To me, getting the focus time to think deeply about something feels more productive than a day full of meetings or mindless coding.

It feels more productive to spend my time reading than socializing, to read one good book rather than a bunch of mediocre ones.

An early morning run makes the whole day feel more productive, than the days in which I manage to squeeze in more things in the day, but with no time to do what I enjoy.

All of which makes me realize that productivity is more a feeling, hence a subjective entity rather than an objective one. If you aren't feeling productive, it's not the shortage of time that's the problem, it's how you're spending it, or what you're spending it on, rather, that's at the root of it. No amount of time management techniques, or methods are going to solve it. Introspection, to get more clarity on what it is you want to do, or ought to be doing, will. If mountains and oceans are not what you find beauty in, no trips to Hawaii will make you feel like it was time well spent.
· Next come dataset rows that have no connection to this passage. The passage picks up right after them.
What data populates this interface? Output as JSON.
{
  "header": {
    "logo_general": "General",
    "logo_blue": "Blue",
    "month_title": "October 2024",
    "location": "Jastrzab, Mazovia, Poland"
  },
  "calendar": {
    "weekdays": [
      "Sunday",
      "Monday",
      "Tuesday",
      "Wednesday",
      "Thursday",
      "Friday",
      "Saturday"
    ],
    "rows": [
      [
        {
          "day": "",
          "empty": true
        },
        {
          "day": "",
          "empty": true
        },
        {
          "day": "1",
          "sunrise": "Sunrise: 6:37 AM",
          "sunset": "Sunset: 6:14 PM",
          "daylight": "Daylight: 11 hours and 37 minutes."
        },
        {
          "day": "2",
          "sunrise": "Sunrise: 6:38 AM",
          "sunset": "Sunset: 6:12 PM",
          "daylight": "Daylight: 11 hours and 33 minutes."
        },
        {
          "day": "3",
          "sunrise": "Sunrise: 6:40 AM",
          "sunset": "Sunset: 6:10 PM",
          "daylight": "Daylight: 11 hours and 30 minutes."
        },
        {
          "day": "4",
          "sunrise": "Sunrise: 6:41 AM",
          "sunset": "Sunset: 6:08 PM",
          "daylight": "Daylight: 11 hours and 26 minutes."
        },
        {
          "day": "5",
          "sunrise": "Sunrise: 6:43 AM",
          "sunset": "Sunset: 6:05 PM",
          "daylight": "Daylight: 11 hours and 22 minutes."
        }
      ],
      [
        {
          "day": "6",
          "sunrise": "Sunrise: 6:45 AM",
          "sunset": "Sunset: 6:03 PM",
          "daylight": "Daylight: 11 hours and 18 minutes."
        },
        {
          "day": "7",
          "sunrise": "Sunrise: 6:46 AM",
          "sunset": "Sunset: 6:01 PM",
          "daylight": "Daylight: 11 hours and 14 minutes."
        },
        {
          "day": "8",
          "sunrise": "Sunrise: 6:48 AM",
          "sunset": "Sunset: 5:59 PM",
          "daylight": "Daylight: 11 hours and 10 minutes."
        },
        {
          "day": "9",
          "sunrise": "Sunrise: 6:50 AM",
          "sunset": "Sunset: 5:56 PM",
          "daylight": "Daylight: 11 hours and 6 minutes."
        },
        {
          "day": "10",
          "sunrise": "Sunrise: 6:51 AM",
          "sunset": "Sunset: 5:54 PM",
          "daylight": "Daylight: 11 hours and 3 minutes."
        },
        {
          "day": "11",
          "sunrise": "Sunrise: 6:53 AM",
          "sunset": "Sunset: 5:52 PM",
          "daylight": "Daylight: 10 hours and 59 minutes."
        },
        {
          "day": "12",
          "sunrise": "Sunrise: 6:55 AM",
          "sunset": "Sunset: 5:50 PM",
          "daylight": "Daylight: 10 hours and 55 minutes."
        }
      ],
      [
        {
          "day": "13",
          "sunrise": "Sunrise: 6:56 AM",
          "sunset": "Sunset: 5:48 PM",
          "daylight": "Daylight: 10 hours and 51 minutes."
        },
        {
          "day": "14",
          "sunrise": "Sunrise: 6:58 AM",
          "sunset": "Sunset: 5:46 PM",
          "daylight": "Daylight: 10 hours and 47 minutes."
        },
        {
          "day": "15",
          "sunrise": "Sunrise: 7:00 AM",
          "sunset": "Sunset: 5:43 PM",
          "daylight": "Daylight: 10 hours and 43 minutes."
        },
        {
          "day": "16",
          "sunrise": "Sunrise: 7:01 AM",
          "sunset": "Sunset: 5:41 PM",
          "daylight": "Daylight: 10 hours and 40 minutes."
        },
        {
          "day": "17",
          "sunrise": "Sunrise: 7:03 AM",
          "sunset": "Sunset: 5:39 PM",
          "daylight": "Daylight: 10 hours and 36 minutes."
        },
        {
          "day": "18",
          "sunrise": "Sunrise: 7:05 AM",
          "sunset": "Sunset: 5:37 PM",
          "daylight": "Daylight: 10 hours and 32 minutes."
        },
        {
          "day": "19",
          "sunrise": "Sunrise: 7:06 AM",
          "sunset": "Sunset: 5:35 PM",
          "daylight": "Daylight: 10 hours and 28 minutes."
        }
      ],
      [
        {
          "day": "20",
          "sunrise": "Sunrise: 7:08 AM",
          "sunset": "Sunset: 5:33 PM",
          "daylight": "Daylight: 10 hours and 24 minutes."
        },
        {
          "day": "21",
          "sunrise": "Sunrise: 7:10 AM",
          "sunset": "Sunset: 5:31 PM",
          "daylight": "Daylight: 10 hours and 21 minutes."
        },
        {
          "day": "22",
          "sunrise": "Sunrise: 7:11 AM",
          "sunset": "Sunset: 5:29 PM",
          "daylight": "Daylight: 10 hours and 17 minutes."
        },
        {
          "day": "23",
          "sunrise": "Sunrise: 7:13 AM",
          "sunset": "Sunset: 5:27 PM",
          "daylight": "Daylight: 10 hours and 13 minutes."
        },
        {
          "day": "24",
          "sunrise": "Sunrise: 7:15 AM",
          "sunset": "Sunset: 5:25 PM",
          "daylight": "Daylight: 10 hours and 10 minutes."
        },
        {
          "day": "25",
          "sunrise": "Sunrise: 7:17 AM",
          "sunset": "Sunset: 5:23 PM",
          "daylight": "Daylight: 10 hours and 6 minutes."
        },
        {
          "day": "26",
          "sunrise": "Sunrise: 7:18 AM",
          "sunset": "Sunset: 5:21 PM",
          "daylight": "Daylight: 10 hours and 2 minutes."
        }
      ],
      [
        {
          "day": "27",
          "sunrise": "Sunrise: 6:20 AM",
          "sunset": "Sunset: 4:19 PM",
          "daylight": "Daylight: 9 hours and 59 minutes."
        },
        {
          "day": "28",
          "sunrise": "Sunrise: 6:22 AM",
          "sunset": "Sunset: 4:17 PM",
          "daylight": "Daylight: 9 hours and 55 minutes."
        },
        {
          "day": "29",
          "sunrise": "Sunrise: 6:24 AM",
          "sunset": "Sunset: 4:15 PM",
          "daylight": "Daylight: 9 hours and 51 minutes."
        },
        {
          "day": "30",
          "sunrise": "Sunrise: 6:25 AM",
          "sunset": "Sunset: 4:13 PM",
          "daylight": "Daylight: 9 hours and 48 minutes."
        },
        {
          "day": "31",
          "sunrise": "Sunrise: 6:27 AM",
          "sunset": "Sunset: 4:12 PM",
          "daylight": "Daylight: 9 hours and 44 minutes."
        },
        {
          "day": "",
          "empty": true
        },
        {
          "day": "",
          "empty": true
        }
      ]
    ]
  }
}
So it is with productivity – what others tell you to do to be more productive will not help you feel so.